Thank you very much. Thanks for talking with me. “Tchau”.

Students:
“Tchau”.

Anthony Godfrey:
We're talking now with a couple of parents who have two students in the program. Introduce yourselves and tell me about your experience.

Andrew Bateman:
So, Andrew Bateman, my wife, Luci Bateman. I served my mission in Brazil, speak Portuguese. My wife's from Brazil. So, Portuguese has been a big part of our life.

Luci Bateman:
And it used to be our secret language at home.

Andrew Bateman:
It was.

Luci Bateman:
Where we could, you know, talk about what presents we were going to get them for Christmas and their birthdays until they became fluent because of this incredible program. So, our two oldest go to Bluffdale Elementary School. One's in third and one's in first grade. And we have our third daughter starting kindergarten. We want all of our kids to go through the program because the teachers are phenomenal. I love that each of them are from a different part of Brazil. So, my kids get all of the different accents. And that's how you know they're truly fluent.

Anthony Godfrey:
Oh, the different accents.

Luci Bateman:
They understand all and they're so different from the northern part of Brazil, southern part of Brazil, central. The way they pronounce things is completely different. And my kids can understand them all. I still have grandmas that live in Brazil and my kids will FaceTime them and just fluently speak Portuguese to them.

Anthony Godfrey:
Wow.

Luci Bateman:
And what we love also about the program is not just the language exposure, but also the cultural exposure.

Anthony Godfrey:
Well, to be able to understand different accents–

Andrew Bateman:
Yeah, it’s cool.

Anthony Godfrey:
Not just the language, but different variations of the language is pretty amazing. That is a deep level of understanding.

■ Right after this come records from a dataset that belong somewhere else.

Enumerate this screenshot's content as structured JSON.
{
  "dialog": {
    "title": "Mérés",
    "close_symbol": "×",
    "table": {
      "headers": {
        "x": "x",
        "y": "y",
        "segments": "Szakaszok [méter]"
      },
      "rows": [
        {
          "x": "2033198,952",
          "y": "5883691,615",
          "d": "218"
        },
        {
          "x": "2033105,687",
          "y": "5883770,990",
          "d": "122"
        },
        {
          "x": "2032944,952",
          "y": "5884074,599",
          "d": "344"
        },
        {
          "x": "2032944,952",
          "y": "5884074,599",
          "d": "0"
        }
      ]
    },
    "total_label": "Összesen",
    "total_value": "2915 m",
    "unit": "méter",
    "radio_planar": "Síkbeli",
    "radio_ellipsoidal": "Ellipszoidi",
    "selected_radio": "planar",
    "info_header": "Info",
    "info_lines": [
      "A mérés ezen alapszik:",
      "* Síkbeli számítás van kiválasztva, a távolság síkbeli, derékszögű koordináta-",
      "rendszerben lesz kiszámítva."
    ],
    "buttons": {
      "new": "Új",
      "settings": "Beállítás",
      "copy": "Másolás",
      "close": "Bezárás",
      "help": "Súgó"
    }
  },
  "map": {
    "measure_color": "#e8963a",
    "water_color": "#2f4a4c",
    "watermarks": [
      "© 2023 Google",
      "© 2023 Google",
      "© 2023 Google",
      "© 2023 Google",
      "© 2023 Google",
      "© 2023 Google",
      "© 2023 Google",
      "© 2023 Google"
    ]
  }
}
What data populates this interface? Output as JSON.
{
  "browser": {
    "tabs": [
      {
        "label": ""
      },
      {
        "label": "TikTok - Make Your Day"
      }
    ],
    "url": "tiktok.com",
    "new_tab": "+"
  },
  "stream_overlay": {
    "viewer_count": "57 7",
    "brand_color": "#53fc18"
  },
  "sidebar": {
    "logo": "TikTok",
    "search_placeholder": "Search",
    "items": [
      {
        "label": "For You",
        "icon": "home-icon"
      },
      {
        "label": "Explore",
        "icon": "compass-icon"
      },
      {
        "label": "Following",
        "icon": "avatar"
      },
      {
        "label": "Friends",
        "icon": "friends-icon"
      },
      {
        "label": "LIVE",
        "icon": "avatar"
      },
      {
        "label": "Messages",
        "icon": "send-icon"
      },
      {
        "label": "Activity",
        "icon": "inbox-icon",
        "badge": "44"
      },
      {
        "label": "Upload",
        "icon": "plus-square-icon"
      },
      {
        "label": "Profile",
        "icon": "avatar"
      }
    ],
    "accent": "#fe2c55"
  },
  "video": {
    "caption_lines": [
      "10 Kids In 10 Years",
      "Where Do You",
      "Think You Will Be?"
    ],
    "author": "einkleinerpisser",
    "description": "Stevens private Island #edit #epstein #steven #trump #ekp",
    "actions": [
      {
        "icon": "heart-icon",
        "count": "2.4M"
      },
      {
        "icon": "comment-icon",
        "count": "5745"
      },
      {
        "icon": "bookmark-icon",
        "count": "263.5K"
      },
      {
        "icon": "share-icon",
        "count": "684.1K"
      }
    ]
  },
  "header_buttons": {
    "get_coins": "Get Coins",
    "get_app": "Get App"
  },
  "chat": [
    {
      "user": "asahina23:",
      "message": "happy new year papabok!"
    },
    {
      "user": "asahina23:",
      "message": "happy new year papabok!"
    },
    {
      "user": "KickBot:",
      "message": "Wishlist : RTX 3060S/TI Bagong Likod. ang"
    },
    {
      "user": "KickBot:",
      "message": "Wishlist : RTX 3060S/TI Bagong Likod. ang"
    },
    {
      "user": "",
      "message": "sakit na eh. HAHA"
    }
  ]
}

And your grandmas must love talking with these kids.

Luci Bateman:
Oh, they love it. And then we had, we went to a Festa Junina, it's like this big party that happens all over the country in the month of June, on Friday at the high school in Riverton.

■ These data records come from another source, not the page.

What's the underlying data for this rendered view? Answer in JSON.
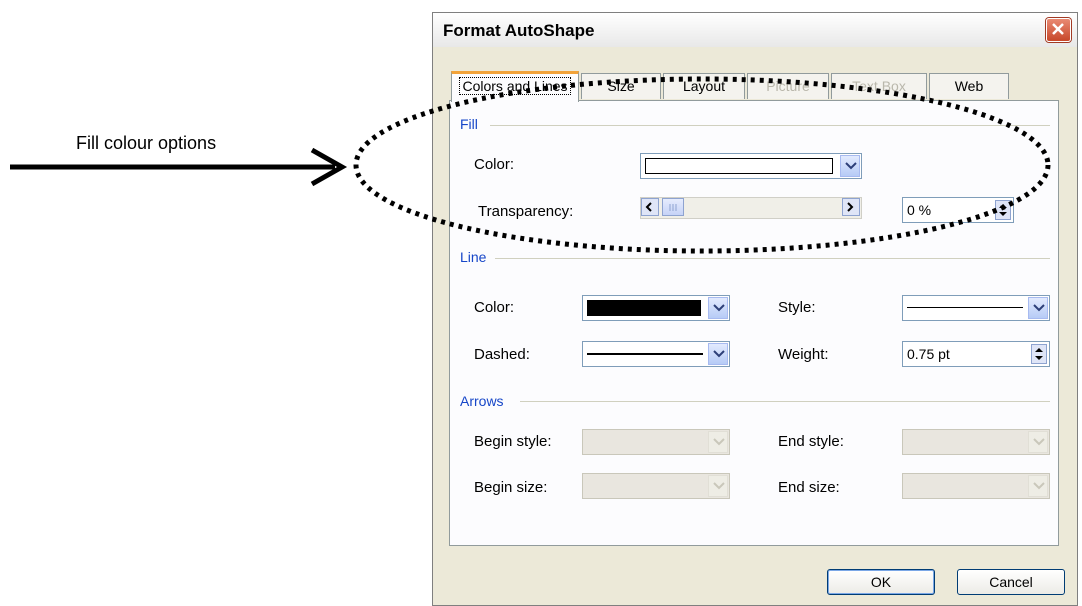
{
  "annotation": {
    "text": "Fill colour options"
  },
  "dialog": {
    "title": "Format AutoShape",
    "tabs": [
      {
        "label": "Colors and Lines",
        "state": "active"
      },
      {
        "label": "Size",
        "state": "normal"
      },
      {
        "label": "Layout",
        "state": "normal"
      },
      {
        "label": "Picture",
        "state": "disabled"
      },
      {
        "label": "Text Box",
        "state": "disabled"
      },
      {
        "label": "Web",
        "state": "normal"
      }
    ],
    "fill": {
      "section_title": "Fill",
      "color_label": "Color:",
      "color_value": "#ffffff",
      "transparency_label": "Transparency:",
      "transparency_value": "0 %"
    },
    "line": {
      "section_title": "Line",
      "color_label": "Color:",
      "color_value": "#000000",
      "style_label": "Style:",
      "dashed_label": "Dashed:",
      "weight_label": "Weight:",
      "weight_value": "0.75 pt"
    },
    "arrows": {
      "section_title": "Arrows",
      "begin_style_label": "Begin style:",
      "end_style_label": "End style:",
      "begin_size_label": "Begin size:",
      "end_size_label": "End size:"
    },
    "ok_label": "OK",
    "cancel_label": "Cancel"
  },
  "colors": {
    "section_blue": "#1646c8",
    "dialog_bg": "#ECE9D8",
    "active_tab_accent": "#f2a33a"
  }
}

Anthony Godfrey:
Yeah.

Luci Bateman:
And my daughters were dancing, you know, dances from the northern part of Brazil that I never learned as a kid growing up because–

Andrew Bateman:
In Brazil.

Luci Bateman:
I’m from Rio. Yeah. And I graduated high school in Brazil, but it was like Rio and Sao Paulo. So they're learning about regions that I didn't even learn as a kid. And we sent videos to my family and they were so excited and so proud. Anyway, so we just got our passports because our kids- renewed their passports- because our kids are dying to go to Brazil now and order the food by themselves and talk to other kids in Portuguese. Because last time we went to a country, we went to Portugal, a country that speaks Portuguese, they didn't know the language yet. So now they're dying to go.

Anthony Godfrey:
Yeah. When they go to Brazil, it'll feel like it's a country built just for them.

Andrew Bateman:
Yeah, they will.

Luci Bateman:
Exactly, and they'll feel like they're part of it.

Anthony Godfrey:
Well, thank you very much for talking with me.

Andrew Bateman:
You bet.

Anthony Godfrey:
And hopefully, lots of parents can hear this and sign up for the program as well. Even if you don't have a connection to Brazil or the Portuguese language, this is a deeply enriching program for students. And like you said, fantastic teachers top to bottom.

Andrew Bateman:
They're amazing. Just to be able to speak another language is huge.

Luci Bateman:
And there's a huge Brazilian community in Utah. There's lots of Brazilian restaurants and stores. And to be able to connect with more people and talk to more people that don't just speak English is already such a gift.

Anthony Godfrey:
Yeah, absolutely. Well, thanks very much for your time.

Andrew Bateman:
You bet.

Luci Bateman:
Thank you.

Anthony Godfrey:
Thanks for joining us on another episode of the Supercast. Remember, education is the most important thing you'll do today. We'll see you out there.

(upbeat music)